Builders facing a 7.5pc pay cut before Christmas
Published 02/12/2010 | 05:00
STRUGGLING construction workers face the threat of a 7.5pc pay cut before Christmas.
Employers have written to the Labour Court asking it to rubberstamp the wage reduction, which the court recommended last July.
The Construction Industry Federation (CIF) asked the court to give its members the go-ahead to start slashing wages after failing to secure union agreement yesterday.
But the court may wait for unions to give their verdict next Wednesday before it makes a decision.
Sources last night revealed that the pay cut is likely to become a new norm as many unions are recommending it to members due to the collapse of the sector.
It has been rejected by the Technical, Engineering and Electrical Union but the largest construction union -- SIPTU -- is recommending it.
The CIF had given the Irish Congress of Trade Unions' Construction Industry Committee, made up of seven unions, a deadline yesterday to accept the cut. Otherwise, it warned it would ask the court to register the pay cut.

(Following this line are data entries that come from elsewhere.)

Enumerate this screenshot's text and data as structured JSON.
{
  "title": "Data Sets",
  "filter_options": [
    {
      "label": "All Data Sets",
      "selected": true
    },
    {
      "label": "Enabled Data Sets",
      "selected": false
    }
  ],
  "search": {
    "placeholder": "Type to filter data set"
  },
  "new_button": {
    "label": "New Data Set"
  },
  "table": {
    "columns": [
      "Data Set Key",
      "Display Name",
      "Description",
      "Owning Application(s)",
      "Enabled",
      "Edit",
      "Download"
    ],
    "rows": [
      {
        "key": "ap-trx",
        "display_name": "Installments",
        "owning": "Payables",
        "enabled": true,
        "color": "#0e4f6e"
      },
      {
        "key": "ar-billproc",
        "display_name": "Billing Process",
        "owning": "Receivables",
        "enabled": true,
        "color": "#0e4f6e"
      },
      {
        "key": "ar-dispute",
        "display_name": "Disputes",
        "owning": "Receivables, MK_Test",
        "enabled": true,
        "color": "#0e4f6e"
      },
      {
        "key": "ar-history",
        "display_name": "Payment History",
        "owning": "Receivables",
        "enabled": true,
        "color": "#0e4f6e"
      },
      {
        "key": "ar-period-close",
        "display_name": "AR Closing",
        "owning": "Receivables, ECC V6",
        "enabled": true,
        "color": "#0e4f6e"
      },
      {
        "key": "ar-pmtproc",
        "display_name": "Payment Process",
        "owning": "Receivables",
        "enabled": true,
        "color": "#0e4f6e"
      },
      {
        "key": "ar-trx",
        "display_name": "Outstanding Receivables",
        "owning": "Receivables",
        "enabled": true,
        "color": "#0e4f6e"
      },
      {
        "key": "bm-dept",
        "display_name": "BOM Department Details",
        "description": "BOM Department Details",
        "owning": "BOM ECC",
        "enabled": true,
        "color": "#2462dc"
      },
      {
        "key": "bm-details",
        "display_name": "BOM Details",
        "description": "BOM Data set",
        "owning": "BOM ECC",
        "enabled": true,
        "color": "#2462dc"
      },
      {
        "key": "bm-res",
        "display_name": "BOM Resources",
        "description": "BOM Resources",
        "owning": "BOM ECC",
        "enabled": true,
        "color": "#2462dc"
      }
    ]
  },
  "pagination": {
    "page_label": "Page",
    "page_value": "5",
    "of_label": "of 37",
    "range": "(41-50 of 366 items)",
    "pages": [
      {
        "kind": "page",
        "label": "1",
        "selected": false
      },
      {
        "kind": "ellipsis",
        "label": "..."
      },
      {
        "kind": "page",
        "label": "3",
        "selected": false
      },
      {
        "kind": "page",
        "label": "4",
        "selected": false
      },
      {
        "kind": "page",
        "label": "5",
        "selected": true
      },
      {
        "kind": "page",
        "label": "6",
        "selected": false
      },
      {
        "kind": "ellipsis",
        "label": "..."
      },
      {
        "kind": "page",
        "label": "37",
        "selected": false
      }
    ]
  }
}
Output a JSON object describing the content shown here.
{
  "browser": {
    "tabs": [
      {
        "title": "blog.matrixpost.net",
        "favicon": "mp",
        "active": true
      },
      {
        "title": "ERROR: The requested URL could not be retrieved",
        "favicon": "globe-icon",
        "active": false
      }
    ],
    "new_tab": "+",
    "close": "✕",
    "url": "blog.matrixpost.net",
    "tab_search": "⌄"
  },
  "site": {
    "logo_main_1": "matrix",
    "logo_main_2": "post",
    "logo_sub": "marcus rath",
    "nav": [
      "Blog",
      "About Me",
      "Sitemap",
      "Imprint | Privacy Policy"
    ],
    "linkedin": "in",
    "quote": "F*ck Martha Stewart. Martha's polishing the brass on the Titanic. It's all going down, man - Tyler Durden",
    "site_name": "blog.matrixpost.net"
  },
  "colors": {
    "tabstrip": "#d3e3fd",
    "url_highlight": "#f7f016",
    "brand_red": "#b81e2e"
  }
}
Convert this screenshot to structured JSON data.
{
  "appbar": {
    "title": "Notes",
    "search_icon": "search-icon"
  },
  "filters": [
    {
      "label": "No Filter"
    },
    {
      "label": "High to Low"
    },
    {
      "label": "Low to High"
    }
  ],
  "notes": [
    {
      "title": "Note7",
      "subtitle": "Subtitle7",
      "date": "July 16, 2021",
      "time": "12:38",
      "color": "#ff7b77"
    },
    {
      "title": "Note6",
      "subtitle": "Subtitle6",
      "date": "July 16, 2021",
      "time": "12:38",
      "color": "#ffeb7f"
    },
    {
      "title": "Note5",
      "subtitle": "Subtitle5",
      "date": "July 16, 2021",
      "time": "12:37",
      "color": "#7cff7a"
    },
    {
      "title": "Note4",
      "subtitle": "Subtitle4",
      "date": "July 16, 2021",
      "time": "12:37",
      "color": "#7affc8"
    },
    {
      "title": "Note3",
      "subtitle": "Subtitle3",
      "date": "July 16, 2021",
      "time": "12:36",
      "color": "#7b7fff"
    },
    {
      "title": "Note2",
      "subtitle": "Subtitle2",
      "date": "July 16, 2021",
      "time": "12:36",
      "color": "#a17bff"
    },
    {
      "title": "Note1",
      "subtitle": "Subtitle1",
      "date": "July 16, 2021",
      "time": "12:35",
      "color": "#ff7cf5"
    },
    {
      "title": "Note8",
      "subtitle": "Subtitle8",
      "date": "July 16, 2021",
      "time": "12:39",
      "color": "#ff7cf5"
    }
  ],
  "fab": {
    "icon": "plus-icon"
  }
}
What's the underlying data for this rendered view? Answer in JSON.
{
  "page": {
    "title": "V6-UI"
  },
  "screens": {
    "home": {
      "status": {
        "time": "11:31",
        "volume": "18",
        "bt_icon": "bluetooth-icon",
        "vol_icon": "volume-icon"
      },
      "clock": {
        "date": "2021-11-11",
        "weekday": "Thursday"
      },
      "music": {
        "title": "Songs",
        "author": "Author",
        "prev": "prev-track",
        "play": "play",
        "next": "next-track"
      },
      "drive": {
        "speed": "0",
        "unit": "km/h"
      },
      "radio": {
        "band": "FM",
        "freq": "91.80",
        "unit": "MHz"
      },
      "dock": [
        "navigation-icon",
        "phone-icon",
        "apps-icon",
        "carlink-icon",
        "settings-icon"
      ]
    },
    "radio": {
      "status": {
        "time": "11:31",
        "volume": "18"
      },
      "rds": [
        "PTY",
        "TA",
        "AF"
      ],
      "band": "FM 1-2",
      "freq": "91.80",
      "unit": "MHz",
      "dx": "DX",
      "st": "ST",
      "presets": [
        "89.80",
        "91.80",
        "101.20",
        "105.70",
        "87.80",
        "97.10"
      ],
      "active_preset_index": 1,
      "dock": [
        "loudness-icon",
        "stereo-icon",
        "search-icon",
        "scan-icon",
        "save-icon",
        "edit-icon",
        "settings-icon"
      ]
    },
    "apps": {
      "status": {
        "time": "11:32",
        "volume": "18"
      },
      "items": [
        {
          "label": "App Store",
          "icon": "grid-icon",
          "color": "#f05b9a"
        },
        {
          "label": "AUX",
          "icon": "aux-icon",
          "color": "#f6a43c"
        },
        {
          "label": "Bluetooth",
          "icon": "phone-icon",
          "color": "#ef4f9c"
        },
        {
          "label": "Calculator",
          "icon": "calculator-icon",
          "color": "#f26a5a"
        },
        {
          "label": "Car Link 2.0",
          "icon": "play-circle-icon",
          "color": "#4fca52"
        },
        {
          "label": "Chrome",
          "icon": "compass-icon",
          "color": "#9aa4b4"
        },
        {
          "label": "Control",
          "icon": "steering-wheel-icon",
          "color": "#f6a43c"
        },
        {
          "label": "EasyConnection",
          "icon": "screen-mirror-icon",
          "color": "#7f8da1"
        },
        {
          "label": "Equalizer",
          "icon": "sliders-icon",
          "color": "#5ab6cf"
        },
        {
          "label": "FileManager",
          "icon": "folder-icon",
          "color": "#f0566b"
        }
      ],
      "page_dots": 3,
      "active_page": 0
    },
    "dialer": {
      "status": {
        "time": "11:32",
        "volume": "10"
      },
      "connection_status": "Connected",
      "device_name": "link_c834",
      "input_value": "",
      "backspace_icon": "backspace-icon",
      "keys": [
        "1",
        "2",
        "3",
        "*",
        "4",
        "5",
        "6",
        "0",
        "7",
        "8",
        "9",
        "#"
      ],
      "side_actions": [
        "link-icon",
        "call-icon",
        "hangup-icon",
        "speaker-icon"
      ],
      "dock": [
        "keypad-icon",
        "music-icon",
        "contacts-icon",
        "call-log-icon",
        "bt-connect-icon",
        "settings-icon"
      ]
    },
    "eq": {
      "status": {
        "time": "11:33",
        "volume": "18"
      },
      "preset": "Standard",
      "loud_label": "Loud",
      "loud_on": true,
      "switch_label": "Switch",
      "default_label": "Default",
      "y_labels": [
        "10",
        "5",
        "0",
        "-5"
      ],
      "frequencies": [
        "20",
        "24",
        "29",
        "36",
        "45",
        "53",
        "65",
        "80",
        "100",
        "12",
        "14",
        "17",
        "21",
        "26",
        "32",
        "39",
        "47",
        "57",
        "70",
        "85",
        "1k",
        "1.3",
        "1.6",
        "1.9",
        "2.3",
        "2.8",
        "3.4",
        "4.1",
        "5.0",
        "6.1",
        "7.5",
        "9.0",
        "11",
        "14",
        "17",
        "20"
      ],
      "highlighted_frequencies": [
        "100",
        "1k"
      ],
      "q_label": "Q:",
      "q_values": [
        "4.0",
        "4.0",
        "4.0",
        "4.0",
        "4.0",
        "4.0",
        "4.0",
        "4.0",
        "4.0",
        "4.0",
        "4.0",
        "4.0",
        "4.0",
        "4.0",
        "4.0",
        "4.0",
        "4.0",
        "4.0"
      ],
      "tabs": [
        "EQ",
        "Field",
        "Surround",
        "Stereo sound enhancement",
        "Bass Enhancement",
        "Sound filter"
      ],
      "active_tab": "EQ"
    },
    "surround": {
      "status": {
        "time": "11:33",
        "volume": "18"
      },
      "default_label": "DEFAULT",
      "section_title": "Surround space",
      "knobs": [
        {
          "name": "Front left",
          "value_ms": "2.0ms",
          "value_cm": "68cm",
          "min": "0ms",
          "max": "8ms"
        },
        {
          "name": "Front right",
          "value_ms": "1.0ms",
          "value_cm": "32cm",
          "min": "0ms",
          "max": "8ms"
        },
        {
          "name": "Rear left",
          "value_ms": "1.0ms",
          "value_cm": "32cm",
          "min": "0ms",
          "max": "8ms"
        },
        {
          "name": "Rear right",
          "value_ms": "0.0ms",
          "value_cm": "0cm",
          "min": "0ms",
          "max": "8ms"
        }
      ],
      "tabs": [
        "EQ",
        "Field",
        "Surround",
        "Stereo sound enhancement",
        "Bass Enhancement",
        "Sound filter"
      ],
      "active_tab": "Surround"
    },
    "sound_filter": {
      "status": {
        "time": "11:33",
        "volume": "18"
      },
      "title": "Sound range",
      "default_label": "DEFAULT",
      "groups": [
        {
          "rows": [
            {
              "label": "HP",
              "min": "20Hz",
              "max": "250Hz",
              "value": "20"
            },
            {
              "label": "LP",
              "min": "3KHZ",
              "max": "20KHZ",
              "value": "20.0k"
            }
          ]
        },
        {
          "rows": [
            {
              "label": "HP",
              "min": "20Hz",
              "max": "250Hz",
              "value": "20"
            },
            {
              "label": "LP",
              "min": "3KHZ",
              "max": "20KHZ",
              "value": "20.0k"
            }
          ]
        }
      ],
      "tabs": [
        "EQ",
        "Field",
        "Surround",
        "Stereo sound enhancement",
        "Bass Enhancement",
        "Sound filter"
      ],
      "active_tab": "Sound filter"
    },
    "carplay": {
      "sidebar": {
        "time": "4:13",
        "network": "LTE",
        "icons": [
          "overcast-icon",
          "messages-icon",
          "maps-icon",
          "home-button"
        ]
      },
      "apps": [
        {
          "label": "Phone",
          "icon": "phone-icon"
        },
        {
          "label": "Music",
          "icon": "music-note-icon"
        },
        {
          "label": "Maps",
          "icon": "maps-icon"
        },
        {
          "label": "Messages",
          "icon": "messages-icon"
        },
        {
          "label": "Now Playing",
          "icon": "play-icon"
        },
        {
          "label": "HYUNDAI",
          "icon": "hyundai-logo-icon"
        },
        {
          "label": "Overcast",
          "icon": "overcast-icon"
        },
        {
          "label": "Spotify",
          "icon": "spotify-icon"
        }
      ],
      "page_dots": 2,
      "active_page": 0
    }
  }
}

If the court refuses to do this, it has threatened to walk away from the existing agreement that sets pay rates and employment conditions for the sector, known as a Registered Employment Agreement.
But the ICTU's Construction Industry Committee said the federation's deadline meant nothing to it.
"We've made it clear to the CIF that it'll have a result from us on December 8," said Fergus Whelan of ICTU.
SIPTU's Christy McQuillan also said it was ignoring the employers' move.
The union is recommending the pay cut to members who are currently balloting.
"The CIF arbitrarily set a date for a decision," he said. "I think the court will respect the timeframe we needed to consult members."
If unions accept the pay cut, it will be registered by the court and the existing legally binding Registered Employment Agreement will be amended.
The CIF sought the cuts in light of the collapse of the construction and property sector, arguing that employers could not afford existing rates.
It accepted the court's recommendation, although it originally sought a 20pc pay cut.
A pay cut would be another blow to construction workers, following a haemorrhage of jobs in the sector.